WHAT IS BEING ASKED |
What is the number of lines in these entries that include "ThreadHashTable"? Write that number and no other text.

SUPPLIED DATA |
——

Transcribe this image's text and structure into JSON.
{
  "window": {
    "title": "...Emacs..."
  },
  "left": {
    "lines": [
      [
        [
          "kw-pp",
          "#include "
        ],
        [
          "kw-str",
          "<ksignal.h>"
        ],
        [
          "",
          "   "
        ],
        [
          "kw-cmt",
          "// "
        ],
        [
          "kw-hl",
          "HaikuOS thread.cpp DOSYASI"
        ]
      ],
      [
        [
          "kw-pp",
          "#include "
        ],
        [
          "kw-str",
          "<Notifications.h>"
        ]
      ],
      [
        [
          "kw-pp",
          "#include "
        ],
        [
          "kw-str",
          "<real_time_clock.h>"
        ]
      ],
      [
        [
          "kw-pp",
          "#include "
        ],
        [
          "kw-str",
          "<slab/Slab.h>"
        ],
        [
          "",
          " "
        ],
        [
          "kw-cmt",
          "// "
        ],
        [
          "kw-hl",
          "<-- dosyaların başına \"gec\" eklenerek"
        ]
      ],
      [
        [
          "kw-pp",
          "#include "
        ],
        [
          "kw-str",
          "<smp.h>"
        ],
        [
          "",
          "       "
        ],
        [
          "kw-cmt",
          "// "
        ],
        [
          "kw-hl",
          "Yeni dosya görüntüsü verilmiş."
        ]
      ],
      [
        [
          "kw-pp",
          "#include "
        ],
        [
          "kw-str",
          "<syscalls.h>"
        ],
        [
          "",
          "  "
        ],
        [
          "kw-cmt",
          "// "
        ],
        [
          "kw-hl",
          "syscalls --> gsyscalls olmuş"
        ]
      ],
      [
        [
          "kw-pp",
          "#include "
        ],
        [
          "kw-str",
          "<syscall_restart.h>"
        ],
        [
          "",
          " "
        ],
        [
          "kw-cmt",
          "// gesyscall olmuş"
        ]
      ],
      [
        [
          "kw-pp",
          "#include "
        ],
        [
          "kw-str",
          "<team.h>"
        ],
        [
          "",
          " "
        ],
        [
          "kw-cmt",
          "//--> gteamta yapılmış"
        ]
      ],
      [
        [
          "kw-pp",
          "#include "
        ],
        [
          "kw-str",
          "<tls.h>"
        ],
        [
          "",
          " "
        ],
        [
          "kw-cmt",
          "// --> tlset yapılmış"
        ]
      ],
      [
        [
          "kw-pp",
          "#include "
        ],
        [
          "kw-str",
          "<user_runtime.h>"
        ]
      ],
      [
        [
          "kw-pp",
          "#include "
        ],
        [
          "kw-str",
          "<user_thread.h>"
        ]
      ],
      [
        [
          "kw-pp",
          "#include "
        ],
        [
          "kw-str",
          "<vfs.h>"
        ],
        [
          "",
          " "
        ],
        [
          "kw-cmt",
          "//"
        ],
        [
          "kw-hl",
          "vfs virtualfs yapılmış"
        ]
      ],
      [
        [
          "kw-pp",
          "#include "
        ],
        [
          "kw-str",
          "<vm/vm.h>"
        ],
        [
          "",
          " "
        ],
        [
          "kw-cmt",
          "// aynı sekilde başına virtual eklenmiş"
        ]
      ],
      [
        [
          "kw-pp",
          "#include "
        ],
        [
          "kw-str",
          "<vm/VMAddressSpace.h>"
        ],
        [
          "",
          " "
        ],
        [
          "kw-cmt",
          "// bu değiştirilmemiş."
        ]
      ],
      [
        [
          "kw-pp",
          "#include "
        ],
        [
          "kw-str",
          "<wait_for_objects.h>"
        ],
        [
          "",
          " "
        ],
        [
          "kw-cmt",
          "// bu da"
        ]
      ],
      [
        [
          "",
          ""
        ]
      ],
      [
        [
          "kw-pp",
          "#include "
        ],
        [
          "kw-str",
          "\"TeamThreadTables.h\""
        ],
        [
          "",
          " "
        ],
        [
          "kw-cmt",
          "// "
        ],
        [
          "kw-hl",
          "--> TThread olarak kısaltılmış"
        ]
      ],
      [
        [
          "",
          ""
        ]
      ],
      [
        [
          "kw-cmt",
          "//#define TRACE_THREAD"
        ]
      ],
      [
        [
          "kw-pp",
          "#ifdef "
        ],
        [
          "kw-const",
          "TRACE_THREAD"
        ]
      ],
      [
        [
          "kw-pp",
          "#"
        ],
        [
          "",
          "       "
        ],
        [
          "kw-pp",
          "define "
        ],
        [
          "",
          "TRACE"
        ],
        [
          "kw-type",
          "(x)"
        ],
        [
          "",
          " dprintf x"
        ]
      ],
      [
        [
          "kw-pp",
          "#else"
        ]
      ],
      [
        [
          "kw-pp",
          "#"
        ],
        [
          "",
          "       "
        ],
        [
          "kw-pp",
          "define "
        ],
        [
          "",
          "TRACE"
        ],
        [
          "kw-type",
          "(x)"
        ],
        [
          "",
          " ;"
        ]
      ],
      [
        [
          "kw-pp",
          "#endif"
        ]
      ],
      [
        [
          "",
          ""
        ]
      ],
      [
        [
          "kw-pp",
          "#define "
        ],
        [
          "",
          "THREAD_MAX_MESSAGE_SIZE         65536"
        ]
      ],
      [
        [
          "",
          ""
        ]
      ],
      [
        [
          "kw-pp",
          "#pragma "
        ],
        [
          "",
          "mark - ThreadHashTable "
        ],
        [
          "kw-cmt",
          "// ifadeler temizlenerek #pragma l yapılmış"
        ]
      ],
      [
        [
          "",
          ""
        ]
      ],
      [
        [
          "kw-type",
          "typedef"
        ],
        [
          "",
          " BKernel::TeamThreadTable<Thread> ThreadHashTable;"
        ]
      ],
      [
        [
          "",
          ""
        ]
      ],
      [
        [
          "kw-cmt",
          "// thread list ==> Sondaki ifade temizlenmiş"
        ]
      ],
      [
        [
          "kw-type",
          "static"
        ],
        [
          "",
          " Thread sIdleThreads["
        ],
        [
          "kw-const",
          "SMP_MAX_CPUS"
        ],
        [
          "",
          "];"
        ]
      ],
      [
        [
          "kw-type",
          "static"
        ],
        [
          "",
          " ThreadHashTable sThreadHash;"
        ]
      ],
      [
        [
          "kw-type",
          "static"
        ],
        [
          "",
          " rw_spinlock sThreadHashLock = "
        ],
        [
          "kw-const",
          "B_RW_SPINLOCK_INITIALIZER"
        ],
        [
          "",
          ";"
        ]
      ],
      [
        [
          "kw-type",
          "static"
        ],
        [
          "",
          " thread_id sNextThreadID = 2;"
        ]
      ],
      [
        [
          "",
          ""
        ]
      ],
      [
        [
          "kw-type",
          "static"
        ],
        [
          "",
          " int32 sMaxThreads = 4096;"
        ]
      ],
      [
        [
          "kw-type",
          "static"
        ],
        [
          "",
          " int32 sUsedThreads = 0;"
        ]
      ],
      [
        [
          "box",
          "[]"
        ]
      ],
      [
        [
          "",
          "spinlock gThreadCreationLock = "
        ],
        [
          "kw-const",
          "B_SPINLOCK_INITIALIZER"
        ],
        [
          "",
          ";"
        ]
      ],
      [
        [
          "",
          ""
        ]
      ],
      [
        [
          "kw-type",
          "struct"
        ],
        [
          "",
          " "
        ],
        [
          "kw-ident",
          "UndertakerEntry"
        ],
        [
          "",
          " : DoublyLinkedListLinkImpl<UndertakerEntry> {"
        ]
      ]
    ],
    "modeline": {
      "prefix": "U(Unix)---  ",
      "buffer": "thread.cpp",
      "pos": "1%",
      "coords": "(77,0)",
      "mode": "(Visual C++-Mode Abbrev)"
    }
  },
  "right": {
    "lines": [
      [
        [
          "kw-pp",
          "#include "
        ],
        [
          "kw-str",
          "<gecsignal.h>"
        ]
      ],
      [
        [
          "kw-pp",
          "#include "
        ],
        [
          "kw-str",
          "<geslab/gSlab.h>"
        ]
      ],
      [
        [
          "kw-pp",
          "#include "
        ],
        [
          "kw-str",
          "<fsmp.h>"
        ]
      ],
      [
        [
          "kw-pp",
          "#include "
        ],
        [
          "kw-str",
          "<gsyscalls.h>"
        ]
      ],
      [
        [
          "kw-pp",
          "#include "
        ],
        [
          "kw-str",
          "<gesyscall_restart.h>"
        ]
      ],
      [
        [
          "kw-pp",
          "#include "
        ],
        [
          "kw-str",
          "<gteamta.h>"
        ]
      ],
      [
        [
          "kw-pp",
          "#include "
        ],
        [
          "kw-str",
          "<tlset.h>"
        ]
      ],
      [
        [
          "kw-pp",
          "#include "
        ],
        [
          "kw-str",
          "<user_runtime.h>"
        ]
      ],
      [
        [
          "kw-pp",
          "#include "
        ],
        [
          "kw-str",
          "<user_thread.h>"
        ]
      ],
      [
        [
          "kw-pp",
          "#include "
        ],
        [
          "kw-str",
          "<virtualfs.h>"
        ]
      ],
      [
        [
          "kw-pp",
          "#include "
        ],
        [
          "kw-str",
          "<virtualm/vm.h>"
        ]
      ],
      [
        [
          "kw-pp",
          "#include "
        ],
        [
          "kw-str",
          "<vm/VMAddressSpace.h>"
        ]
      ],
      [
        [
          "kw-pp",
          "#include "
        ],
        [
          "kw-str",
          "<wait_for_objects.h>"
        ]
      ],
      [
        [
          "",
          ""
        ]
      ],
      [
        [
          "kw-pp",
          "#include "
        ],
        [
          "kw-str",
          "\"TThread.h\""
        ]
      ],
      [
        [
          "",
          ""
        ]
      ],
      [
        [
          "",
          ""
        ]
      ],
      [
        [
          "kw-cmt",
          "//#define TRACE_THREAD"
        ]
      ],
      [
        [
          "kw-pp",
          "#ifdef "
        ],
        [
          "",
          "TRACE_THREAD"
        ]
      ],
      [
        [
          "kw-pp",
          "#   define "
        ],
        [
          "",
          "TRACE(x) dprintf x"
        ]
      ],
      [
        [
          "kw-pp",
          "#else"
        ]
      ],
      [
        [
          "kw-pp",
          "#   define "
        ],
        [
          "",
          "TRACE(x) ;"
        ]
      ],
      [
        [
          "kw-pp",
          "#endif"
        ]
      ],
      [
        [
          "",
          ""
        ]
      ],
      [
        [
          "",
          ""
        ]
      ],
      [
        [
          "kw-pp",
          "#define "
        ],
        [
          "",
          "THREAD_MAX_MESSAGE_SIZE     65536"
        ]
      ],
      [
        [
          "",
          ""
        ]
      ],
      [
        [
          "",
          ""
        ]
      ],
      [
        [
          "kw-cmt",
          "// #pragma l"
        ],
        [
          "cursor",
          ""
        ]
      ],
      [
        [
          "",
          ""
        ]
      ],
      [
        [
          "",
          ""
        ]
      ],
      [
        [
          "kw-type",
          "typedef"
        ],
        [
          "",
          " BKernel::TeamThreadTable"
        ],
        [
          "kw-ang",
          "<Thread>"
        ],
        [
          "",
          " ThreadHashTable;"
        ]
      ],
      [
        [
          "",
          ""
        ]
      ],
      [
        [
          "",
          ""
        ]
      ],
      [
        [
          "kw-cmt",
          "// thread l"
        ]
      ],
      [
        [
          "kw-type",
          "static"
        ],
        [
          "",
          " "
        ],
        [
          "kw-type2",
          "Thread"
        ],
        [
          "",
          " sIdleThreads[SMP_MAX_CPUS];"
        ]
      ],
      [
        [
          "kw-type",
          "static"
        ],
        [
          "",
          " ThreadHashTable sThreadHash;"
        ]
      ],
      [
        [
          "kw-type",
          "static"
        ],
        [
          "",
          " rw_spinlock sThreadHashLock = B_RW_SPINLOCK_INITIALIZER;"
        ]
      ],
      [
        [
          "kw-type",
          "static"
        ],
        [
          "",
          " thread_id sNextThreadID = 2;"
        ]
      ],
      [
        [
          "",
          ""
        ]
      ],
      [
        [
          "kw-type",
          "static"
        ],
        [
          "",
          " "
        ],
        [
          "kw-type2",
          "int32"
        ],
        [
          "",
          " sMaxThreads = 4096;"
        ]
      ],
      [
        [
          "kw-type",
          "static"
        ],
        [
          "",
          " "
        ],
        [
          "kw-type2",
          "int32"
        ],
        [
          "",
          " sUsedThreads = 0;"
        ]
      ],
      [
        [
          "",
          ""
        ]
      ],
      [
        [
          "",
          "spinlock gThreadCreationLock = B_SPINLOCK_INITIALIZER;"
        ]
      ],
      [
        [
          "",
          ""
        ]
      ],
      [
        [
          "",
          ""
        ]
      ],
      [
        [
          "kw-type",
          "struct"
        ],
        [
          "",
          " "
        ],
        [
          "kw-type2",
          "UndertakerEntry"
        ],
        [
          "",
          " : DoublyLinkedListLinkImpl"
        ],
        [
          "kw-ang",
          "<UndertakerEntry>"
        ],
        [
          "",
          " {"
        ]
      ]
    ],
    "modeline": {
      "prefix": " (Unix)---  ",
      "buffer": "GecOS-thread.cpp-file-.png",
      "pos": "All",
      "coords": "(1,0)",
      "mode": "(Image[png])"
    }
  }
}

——

RESPONSE |
5